The first is tactical urbanism, which seeks to inspire long-term change to our existing public realm through quick, cheap grassroots actions. The last decade has seen a remarkable proliferation of projects such as parklets, streateries and pavement to plazas. These fast, flexible projects can be more experimental than expensive capital projects, demonstrating the social value of new open space typologies and informing the design of future improvements. Another dimension of tactical urbanism is the temporary occupation of space, from a parking space or an alley to full street closures. Building on the longstanding traditions of parades, festivals and block parties, cities are now regularly closing roadways and inviting all sorts of exciting programming and activation. From Seattle Summer Parkways to LA’s CicLAvia and Night on Broadway, existing streets are becoming a day and night venue for community delight.
The second is the complete streets movement, which endeavors to rebuild our streets so that they balance vehicular use with the mobility needs of pedestrians, bicyclists and transit users. The National Complete Streets Coalition and NACTO have plenty of resources on the subject. While most complete street projects have a fairly utilitarian profile with more space for pedestrians and bicyclists, some of the best examples, such as Houston’s Bagby Street and Winslow Way in Bainbridge Island, Washington, also incorporate green stormwater infrastructure and other elements which boost landscape performance. Projects implemented on a grand scale and with refined urban design treatments, such as the Indianapolis Cultural Trail and the redesign of the Nicollet Mall in Minneapolis, can even transform the image of a city and catalyze redevelopment of adjacent sites.
A final trend, in some ways a synthesis of lessons learned from the previous two, is shared space, which increases safety and activation by blurring boundaries between modes and uses. Most famously championed by the Dutch traffic engineer, Hans Monderman, shared space is typically curbless from one building face to the other and relies on the attentiveness of all users rather than conventional barriers and signage to achieve a safe and inviting environment. Smaller applications of these principles, usually in residential settings, have been called woonerfs or home zones. The New Road in Brighton, England and Bell Street Park in Seattle are examples of applying these principles to more heavily used downtown streets.
As we look to the future of urban streets as open space, these trends are converging in projects, such as Denver’s Mile High Loop, that knit short-term tactical and long-term capital improvements into a rich tapestry of multi-modal connections and vibrant in-street destinations and events. Looking even further, autonomous driving vehicles will require much less space for moving and parking.

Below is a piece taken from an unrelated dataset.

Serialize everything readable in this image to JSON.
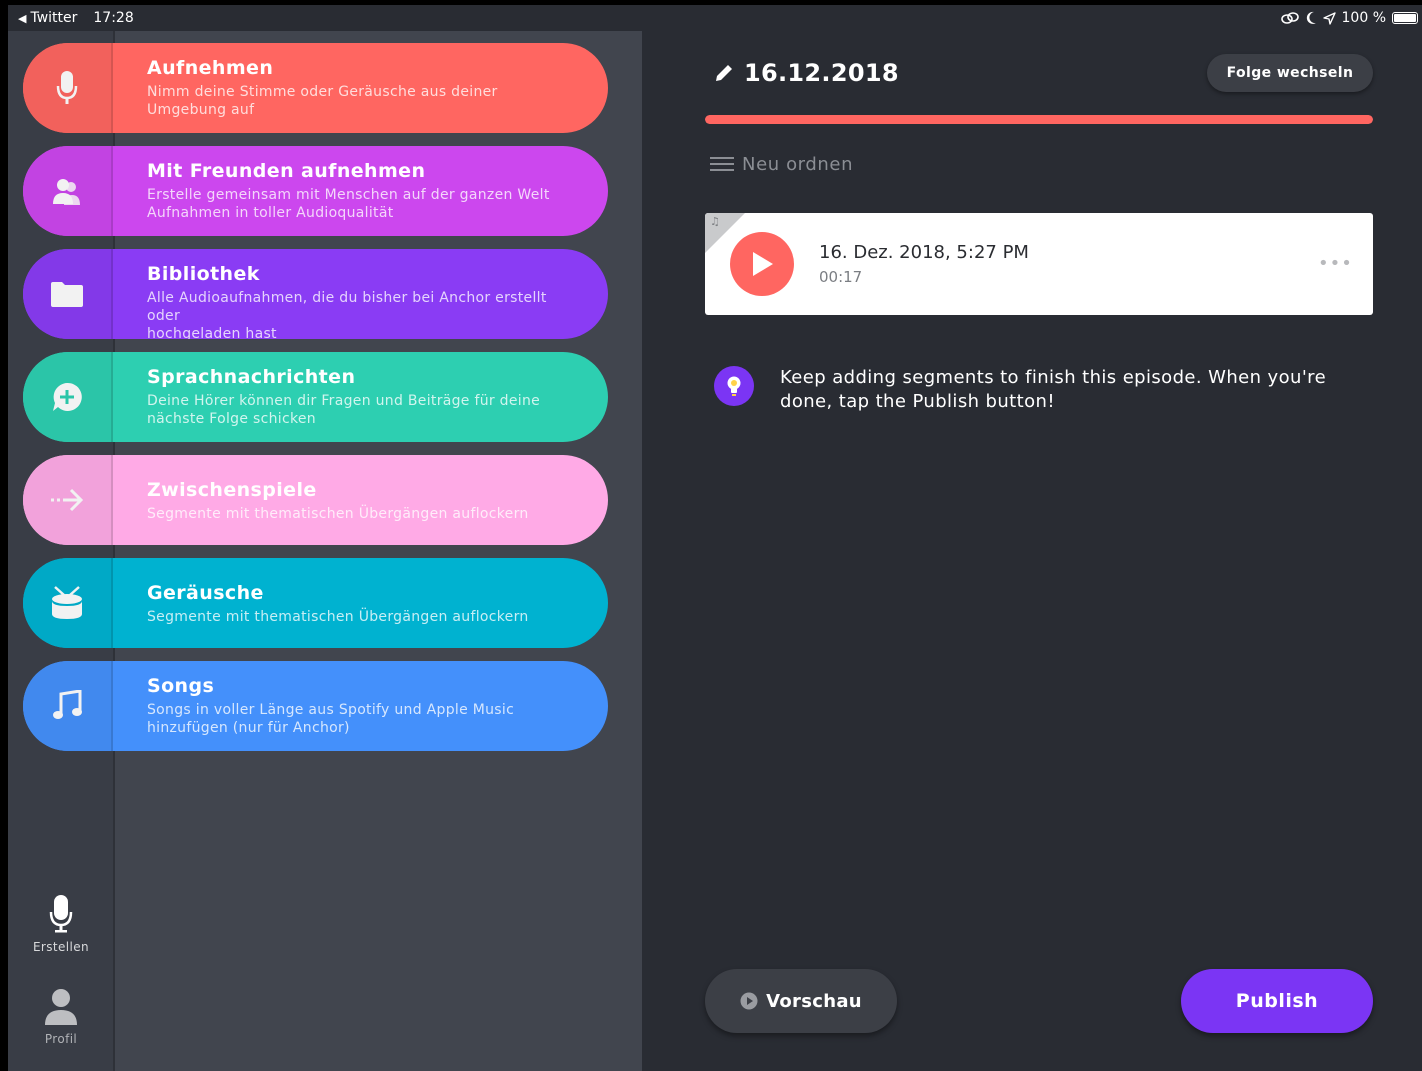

Creative planners, designers and community leaders will be able to repurpose the surplus right-of-way as a high performance open space network in the service of more dense and livable cities. Recent innovations in tactical urbanism, complete streets and shared space offer a glimpse of what is possible.